Many young people are leaving school but are not finding their way intoI'd be willing to bet that the ones seeing no particular harms on young workers are also the ones where the effective minimum wage is low relative to the average wage. Where the constraint doesn't bind...
permanent work, resulting in high levels of unemployment. Part of the problem is that many youth have become disengaged at school, failed to become well qualified and so are not competing successfully with older workers. The problem is especially acute now that jobs are less available than they were prior to the recession.
A case has been made that removal of the youth minimum wage just as the recession began has reduced the competitiveness of our youth as job applicants, contributing to the youth unemployment increase (Crampton, 2011; Douglas, 2011). New Zealand has had high youth unemployment relative to adult unemployment for a long time though, so removal of the youth minimum wage is not the source of the problem, though it may have exacerbated the situation recently.
The eight countries in the OECD (2010d, pp.103-104) with a youth minimum wage do have lower youth unemployment, on average, than the countries without a youth minimum wage but there are many countries that have low youth unemployment and no youth minimum wage.
And, as careful readers will recall, I've never made the claim that abolishing the differential lower youth minimum wage caused all of the ramp-up in youth unemployment: maybe 8 points of the current 27.5% youth unemployment rate could be due to the change.

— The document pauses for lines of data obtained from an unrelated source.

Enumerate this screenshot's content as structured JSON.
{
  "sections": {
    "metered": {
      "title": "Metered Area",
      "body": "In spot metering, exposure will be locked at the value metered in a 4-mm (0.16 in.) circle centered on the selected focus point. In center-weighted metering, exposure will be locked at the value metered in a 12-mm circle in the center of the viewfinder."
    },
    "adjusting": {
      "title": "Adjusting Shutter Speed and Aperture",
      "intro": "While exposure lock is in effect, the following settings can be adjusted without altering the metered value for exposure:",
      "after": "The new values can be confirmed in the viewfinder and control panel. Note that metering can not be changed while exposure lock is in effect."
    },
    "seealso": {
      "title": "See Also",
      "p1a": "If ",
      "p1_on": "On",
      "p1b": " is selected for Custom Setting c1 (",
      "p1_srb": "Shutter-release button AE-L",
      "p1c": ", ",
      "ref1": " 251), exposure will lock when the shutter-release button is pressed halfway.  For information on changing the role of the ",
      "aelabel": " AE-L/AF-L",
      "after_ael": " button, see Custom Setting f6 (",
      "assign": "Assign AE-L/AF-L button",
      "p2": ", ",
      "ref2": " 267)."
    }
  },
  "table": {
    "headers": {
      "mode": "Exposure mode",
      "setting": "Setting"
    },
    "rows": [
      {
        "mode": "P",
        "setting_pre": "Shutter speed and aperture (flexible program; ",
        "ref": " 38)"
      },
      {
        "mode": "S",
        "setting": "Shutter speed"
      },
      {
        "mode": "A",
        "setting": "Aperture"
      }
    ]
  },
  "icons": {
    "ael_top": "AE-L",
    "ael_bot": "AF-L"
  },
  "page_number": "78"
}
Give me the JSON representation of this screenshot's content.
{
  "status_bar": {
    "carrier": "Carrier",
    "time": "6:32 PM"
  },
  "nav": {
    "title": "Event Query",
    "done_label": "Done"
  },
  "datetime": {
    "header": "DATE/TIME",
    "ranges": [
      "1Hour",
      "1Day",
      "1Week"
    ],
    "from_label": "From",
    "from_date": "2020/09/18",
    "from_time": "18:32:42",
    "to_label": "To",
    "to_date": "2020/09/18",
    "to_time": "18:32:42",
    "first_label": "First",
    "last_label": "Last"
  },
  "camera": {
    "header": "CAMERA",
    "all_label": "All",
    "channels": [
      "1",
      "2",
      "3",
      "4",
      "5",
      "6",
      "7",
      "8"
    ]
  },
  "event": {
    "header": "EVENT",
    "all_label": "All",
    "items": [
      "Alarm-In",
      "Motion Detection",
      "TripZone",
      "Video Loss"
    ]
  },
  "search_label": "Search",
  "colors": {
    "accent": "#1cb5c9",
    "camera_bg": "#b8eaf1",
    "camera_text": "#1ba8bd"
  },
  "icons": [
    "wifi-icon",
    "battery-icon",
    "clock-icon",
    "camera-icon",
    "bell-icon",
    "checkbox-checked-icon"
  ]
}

But I'm glad that folks other than me are starting to think that maybe, just maybe, forcing employers to pay a 16 year old $13/hr was a rather bad idea.